A small but significant minority, however, do not feel this frustration. This group has developed the management and technology skills to realise the potential of new technologies. They manage digital transformation very deliberately from the top.
Those leaders who successfully achieve digital transformation of their organisations drive that change through effective leadership. This is what separates these leaders (the ‘digirati’) from the pack. Their leadership is underpinned by a well‑defined process, clearly communicated to their organisation and directly linked to measurable business outcomes.
At Nous we define digital transformation as, “the organisational ability to use new digital technologies (social media, mobile, cloud, analytics and wearables) to do things ‘better’ and ‘differently’ for customers, employees and partners (such as enhanced experience, improved operational performance and the generation of new opportunities).” ‘Better’ and ‘differently’ deliver real competitive advantage. Digital transformation delivers digitally agile organisations that are able to sustain these key elements.
The ‘digerati’ manage digital transformation very deliberately from the top
The ‘digirati’ understand that in order to achieve digital transformation they must embed digital agility at every level of the organisation. They find ways forward by taking steps such as creation of a roadmap towards digital transformation; development of business cases for technology adoption; and work to ensure end-to-end customer and employee experience and design.
Create a roadmap towards digital transformation
- ‘Crowd source’ perception of the pace of digital transformation in your organisation. You may be surprised to find that satisfaction with the pace of digital transformation is ‘generally’ inversely proportion to level.
- In response, communicate your vision for digital transformation. “A thousand flowers bloom” is not an effective strategy in digital transformation; fragmentation and duplication is not a good thing.
- Develop a digital strategy and roadmap aligned to your strategy.
Develop business cases for technology adoption and measure the impact of initiatives

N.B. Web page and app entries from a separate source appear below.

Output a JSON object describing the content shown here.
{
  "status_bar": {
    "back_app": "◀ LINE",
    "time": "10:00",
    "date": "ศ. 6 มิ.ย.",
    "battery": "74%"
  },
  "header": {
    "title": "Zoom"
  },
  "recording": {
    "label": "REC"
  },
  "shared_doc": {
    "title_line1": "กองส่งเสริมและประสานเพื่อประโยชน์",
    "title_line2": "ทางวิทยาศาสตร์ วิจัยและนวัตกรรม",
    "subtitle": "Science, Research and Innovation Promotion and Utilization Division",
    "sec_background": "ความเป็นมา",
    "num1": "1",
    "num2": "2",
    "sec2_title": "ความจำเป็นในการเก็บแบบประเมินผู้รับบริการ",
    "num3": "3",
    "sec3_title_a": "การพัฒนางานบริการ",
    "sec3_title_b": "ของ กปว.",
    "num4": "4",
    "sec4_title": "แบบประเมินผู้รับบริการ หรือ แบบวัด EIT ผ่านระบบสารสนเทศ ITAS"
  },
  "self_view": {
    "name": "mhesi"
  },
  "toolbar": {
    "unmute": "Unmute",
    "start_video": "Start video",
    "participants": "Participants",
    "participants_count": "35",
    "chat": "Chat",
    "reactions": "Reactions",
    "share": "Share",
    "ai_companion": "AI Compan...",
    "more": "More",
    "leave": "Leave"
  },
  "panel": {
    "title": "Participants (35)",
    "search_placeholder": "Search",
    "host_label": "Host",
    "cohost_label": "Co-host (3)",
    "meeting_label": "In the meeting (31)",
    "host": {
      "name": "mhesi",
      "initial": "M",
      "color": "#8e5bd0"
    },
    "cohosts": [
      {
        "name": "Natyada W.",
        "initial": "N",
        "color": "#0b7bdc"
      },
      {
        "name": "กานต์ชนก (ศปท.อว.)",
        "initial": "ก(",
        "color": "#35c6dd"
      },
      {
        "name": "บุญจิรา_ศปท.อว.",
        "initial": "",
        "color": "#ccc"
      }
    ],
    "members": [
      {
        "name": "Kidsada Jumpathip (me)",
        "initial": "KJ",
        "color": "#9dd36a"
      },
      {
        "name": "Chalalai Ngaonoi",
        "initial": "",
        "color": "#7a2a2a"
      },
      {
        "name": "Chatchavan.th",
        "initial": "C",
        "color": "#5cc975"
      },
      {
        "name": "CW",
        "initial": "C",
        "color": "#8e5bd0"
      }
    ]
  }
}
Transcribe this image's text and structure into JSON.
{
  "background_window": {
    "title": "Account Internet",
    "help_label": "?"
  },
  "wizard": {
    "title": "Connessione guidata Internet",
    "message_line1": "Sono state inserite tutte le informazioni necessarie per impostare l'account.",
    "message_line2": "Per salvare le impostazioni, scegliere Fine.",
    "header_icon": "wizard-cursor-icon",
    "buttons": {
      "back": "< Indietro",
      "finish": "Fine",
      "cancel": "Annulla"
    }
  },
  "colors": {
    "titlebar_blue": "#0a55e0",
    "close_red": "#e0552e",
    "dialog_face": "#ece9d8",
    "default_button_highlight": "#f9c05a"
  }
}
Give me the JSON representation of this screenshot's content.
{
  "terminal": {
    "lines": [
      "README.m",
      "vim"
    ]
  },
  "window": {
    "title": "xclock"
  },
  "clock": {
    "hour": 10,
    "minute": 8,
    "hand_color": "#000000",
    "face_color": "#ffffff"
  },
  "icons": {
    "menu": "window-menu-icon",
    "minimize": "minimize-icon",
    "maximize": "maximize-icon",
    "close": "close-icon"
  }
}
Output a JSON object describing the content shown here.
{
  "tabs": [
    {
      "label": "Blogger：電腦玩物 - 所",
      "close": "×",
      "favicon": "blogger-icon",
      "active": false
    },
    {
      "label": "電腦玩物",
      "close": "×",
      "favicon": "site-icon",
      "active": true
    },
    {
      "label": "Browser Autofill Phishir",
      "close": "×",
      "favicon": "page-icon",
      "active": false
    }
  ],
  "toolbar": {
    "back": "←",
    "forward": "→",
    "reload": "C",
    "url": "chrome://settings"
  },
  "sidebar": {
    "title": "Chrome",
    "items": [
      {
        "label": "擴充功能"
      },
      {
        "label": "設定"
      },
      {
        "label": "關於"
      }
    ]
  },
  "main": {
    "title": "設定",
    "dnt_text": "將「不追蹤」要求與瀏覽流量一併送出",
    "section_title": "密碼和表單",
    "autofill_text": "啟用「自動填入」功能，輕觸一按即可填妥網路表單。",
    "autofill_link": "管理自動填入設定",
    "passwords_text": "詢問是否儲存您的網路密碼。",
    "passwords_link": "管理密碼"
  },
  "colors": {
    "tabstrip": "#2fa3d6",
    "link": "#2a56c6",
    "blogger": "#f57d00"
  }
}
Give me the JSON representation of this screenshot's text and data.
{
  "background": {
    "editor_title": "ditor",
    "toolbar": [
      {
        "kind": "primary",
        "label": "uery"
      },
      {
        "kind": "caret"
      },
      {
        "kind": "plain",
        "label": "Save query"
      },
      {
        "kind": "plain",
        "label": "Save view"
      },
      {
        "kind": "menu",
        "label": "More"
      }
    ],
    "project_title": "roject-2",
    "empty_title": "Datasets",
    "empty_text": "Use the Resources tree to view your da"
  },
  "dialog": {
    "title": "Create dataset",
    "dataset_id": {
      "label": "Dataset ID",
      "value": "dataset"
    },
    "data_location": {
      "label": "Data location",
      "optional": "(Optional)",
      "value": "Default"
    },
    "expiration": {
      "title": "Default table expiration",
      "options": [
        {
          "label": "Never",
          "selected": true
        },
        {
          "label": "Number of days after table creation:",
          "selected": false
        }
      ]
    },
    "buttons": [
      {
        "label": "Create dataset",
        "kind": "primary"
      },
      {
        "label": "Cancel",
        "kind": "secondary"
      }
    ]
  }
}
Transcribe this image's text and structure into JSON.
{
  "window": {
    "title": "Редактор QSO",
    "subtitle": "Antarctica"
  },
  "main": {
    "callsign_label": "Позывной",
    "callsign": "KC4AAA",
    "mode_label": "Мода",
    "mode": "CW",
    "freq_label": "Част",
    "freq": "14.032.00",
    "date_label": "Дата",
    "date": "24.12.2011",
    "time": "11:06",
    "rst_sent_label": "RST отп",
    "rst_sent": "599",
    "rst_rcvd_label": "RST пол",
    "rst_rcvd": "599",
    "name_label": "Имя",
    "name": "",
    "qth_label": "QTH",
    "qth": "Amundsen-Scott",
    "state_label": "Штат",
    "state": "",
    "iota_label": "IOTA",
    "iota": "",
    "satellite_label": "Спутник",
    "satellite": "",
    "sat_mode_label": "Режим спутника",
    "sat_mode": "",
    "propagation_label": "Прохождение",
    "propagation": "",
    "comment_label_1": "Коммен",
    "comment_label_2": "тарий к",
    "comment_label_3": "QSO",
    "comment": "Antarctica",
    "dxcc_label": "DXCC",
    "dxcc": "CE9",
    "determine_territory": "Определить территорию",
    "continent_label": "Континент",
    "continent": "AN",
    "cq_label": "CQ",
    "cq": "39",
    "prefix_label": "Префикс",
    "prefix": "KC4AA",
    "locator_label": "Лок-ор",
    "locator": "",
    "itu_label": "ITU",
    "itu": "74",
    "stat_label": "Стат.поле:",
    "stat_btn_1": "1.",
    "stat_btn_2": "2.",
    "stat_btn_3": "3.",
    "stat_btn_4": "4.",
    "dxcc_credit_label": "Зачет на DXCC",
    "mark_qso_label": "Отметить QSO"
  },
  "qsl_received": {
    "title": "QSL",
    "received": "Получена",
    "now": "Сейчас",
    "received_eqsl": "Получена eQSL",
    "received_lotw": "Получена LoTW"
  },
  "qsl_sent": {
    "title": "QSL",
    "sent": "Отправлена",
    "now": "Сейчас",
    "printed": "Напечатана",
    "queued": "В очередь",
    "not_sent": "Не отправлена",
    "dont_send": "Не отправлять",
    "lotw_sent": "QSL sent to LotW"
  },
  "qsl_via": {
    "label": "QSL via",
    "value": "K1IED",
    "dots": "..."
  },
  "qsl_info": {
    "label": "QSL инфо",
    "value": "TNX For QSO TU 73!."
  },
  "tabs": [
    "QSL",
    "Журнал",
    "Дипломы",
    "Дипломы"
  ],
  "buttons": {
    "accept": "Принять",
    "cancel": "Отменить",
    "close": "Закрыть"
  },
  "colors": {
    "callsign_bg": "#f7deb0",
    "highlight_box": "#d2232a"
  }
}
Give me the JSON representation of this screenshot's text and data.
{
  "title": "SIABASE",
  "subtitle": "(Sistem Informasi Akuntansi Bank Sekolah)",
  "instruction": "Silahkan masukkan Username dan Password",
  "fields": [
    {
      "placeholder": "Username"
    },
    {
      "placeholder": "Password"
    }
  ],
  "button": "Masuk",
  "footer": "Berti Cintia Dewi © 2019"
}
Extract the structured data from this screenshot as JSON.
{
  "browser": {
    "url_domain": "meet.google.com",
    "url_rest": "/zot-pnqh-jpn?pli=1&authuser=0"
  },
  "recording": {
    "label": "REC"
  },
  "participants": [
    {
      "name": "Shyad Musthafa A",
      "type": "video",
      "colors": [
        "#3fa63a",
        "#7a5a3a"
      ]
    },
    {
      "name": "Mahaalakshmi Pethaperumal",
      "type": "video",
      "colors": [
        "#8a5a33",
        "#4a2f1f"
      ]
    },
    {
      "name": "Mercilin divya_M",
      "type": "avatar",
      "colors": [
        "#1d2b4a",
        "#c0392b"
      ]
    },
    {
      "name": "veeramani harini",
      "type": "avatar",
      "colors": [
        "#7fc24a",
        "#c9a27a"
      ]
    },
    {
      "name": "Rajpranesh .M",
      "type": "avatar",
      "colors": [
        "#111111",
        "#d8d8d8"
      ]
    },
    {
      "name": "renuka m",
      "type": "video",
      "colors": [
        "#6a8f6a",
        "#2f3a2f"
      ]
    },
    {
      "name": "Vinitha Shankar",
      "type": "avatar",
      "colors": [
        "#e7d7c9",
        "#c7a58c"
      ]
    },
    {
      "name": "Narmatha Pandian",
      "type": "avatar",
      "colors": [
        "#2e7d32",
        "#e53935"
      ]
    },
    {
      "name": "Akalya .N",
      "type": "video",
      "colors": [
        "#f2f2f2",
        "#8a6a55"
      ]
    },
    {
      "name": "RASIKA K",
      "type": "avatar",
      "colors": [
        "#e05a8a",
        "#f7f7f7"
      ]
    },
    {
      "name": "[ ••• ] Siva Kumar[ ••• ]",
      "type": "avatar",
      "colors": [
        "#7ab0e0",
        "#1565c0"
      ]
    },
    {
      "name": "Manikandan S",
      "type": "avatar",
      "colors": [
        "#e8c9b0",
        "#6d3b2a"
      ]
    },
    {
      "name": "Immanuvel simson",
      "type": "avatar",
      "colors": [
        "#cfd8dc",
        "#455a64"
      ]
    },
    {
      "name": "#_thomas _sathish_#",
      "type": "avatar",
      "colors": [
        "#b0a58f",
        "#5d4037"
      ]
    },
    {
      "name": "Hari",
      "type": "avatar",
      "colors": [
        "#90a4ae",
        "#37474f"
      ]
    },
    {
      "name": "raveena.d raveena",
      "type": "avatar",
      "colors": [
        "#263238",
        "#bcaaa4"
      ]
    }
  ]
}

- Make sure there is a robust business case for all digital initiatives defined in the strategy. Organisations struggle to accurately calculate the investment and the return on that investment.
- Establish effective key performance indicators. Many organisations have trouble defining these.
- Ensure leaders have skills to follow through on these KPIs.
Ensure end-to-end customer and employee experience and design
- Shift the service delivery focus away from individual interactions to the end-to-end experience. All too often functional groups focus on optimising a particular interaction with no knowledge of the downstream impact.
- Establish the customer and employee journeys that matter via top-down judgment driven evaluation and bottom up data driven analysis. Identify the pain-points that impact satisfaction.
- And then build cross-functional processes to redesign elements that will improve the end-to-end experience.